■ **Page and application data records**:
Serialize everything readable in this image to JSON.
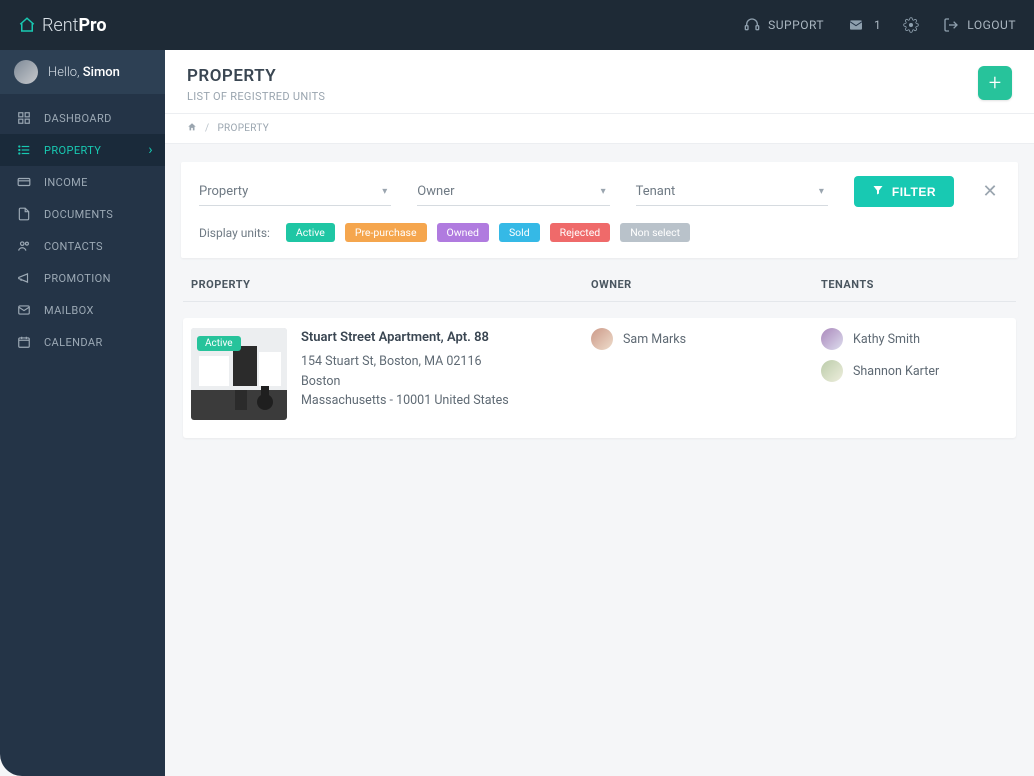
{
  "brand": {
    "prefix": "Rent",
    "suffix": "Pro"
  },
  "topbar": {
    "support_label": "SUPPORT",
    "mail_count": "1",
    "logout_label": "LOGOUT"
  },
  "user": {
    "hello": "Hello,",
    "name": "Simon"
  },
  "sidebar": {
    "items": [
      {
        "label": "DASHBOARD"
      },
      {
        "label": "PROPERTY"
      },
      {
        "label": "INCOME"
      },
      {
        "label": "DOCUMENTS"
      },
      {
        "label": "CONTACTS"
      },
      {
        "label": "PROMOTION"
      },
      {
        "label": "MAILBOX"
      },
      {
        "label": "CALENDAR"
      }
    ]
  },
  "header": {
    "title": "PROPERTY",
    "subtitle": "LIST OF REGISTRED UNITS"
  },
  "breadcrumb": {
    "current": "PROPERTY"
  },
  "filters": {
    "property_placeholder": "Property",
    "owner_placeholder": "Owner",
    "tenant_placeholder": "Tenant",
    "filter_label": "FILTER",
    "display_units_label": "Display units:",
    "chips": {
      "active": "Active",
      "pre": "Pre-purchase",
      "owned": "Owned",
      "sold": "Sold",
      "rejected": "Rejected",
      "nonselect": "Non select"
    }
  },
  "table": {
    "col_property": "PROPERTY",
    "col_owner": "OWNER",
    "col_tenants": "TENANTS"
  },
  "rows": [
    {
      "badge": "Active",
      "title": "Stuart Street Apartment, Apt. 88",
      "line1": "154 Stuart St, Boston, MA 02116",
      "line2": "Boston",
      "line3": "Massachusetts - 10001 United States",
      "owner": "Sam Marks",
      "tenants": [
        "Kathy Smith",
        "Shannon Karter"
      ]
    }
  ]
}
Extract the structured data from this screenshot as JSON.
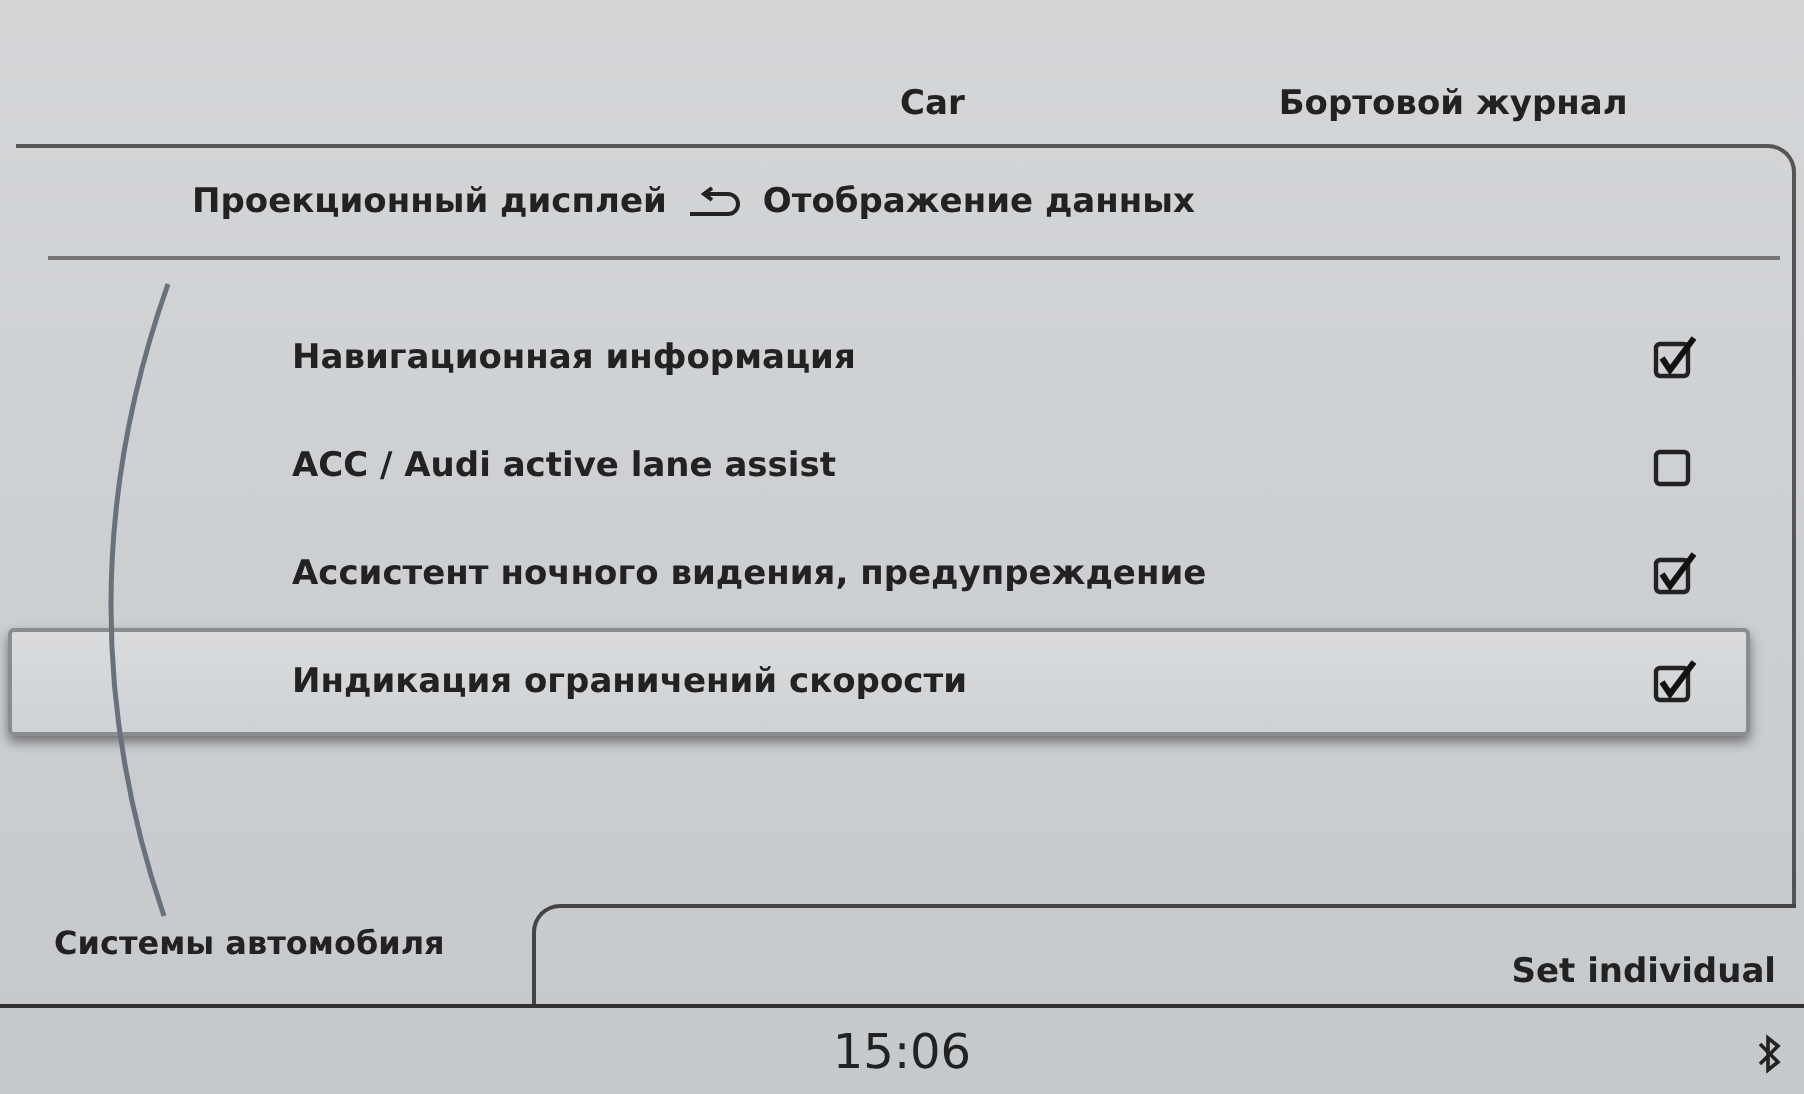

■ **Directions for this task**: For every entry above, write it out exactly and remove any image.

■ **Result for this task**:
Serialize everything readable in this image to JSON.
{
  "brand": {
    "prefix": "Rent",
    "suffix": "Pro"
  },
  "topbar": {
    "support_label": "SUPPORT",
    "mail_count": "1",
    "logout_label": "LOGOUT"
  },
  "user": {
    "hello": "Hello,",
    "name": "Simon"
  },
  "sidebar": {
    "items": [
      {
        "label": "DASHBOARD"
      },
      {
        "label": "PROPERTY"
      },
      {
        "label": "INCOME"
      },
      {
        "label": "DOCUMENTS"
      },
      {
        "label": "CONTACTS"
      },
      {
        "label": "PROMOTION"
      },
      {
        "label": "MAILBOX"
      },
      {
        "label": "CALENDAR"
      }
    ]
  },
  "header": {
    "title": "PROPERTY",
    "subtitle": "LIST OF REGISTRED UNITS"
  },
  "breadcrumb": {
    "current": "PROPERTY"
  },
  "filters": {
    "property_placeholder": "Property",
    "owner_placeholder": "Owner",
    "tenant_placeholder": "Tenant",
    "filter_label": "FILTER",
    "display_units_label": "Display units:",
    "chips": {
      "active": "Active",
      "pre": "Pre-purchase",
      "owned": "Owned",
      "sold": "Sold",
      "rejected": "Rejected",
      "nonselect": "Non select"
    }
  },
  "table": {
    "col_property": "PROPERTY",
    "col_owner": "OWNER",
    "col_tenants": "TENANTS"
  },
  "rows": [
    {
      "badge": "Active",
      "title": "Stuart Street Apartment, Apt. 88",
      "line1": "154 Stuart St, Boston, MA 02116",
      "line2": "Boston",
      "line3": "Massachusetts - 10001 United States",
      "owner": "Sam Marks",
      "tenants": [
        "Kathy Smith",
        "Shannon Karter"
      ]
    }
  ]
}
Extract the structured data from this screenshot as JSON.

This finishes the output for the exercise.